There’s an editing acronym I’ve become familiar with over the past few years – NQR, or ‘Not Quite Right’. It’s a polite way for an editor to say, ‘Hey, the word you’ve used here isn’t working – can you try something else?’ I’ve often laughed guiltily at the word circled on the page – having known all along, for example, that ‘astringent’ is not an apt descriptor for the smell of seaweed.
I love the acronym NQR so much, I’ve started using it outside of the realm of writing. Last week I sniffed the yoghurt in the fridge and concluded that it was NQR. Chatting to a real estate agent at the local shops yesterday, I decided that there was something NQR about him.
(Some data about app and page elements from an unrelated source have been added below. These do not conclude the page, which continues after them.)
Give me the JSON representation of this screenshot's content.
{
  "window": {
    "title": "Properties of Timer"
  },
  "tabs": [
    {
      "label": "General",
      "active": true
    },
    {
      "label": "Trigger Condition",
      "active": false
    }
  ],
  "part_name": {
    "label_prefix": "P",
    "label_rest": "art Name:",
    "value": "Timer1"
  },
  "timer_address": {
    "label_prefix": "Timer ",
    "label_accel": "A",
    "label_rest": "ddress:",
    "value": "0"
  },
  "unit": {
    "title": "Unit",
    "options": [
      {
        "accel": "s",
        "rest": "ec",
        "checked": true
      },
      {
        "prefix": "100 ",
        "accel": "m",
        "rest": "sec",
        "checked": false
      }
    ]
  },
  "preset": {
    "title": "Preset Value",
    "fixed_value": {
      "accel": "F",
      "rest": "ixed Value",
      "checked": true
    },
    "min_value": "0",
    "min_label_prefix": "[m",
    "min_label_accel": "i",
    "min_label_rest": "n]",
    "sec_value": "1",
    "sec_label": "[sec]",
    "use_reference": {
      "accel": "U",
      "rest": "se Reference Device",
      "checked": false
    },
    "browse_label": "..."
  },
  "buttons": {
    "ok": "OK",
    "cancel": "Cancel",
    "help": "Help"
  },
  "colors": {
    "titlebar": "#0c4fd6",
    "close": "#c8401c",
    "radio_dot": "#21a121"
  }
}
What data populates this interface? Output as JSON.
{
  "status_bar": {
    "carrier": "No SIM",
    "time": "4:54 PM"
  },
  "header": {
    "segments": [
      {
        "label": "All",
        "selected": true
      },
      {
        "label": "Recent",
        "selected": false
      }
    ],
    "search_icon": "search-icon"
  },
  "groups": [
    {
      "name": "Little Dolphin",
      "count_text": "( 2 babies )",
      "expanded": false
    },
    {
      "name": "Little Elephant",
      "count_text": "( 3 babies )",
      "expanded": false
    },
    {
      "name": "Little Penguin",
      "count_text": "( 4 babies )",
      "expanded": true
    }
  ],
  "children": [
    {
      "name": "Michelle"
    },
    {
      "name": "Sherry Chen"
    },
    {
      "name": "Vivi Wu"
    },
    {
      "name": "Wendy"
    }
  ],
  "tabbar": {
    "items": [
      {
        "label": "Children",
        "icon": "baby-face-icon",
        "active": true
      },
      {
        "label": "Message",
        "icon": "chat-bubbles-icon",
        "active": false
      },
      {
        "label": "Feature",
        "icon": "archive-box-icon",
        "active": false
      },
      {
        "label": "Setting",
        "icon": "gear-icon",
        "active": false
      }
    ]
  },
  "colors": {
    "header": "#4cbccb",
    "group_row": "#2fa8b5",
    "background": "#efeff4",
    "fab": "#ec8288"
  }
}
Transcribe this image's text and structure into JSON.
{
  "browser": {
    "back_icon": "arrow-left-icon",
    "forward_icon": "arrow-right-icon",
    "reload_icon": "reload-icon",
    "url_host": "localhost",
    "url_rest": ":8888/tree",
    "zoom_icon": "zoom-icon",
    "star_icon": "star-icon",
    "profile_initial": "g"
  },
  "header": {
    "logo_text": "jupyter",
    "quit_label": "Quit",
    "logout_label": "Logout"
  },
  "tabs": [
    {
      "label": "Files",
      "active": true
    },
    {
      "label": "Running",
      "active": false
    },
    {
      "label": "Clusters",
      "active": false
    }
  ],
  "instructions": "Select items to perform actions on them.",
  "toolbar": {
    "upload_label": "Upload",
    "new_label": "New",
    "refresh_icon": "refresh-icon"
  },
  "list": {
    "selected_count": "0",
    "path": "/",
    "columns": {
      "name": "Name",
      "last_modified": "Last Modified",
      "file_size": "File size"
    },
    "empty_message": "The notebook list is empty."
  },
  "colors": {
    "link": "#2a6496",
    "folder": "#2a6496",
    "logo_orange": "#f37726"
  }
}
Summer in Sydney has been NQR this year, and there’s something definitely NQR about the popularity of Junior Masterchef.
And recently, I wondered if there was something NQR about two men I have had a mild crush on for some time: Alain de Botton (Philosopher) and Firass Dirani (Actor). And in both cases, it was because of the way they talked about their mothers.
In de Botton’s case, he was quoted in an article (Sunday Life, 19/2/12) describing his mother thus: ‘She had a hard time being a maternal figure and wasn’t able to give me the confidence that I believe a boy needs to succeed with women in adolescence… Even now, the sort of women who remind me of my mother – glamorous, high maintenance – put me off.’
Meanwhile, up the other end of the spectrum, Dirani was quoted a fortnight later, stating: ‘My mother, Sobhia, is the strongest woman I know. She is Lebanese; fiery and passionate… Needless to say, my future girlfriend/wife would have to love my mother. She would need to respect her more than she respects me.’
Really? The extremity of these comments interested me – de Botton blames his mother for his early romantic failures, while Dirani lauds his mother as a model of virtue to which all aspiring partners should pay homage. There’s something NQR about it: there’s Bad-Ass Mum and Perfect Mum. Where’s the middle ground?
In my experience, mothers are complex beings. Like the characters in my novel, real mothers are flawed. They love their children desperately, they fail to meet expectations (especially their own) but they do the best they can in an increasingly complicated world. They are neither Good nor Evil, neither utterly virtuous nor thoroughly irredeemable.
When my own kids grow up, I can only hope they won’t relegate me to either end of the maternal spectrum. Instead, I hope they will locate me – and love me – somewhere in between… in the terrain of the ‘Good Enough’ mother. And that’s where most of us operate most of the time, don’t you think?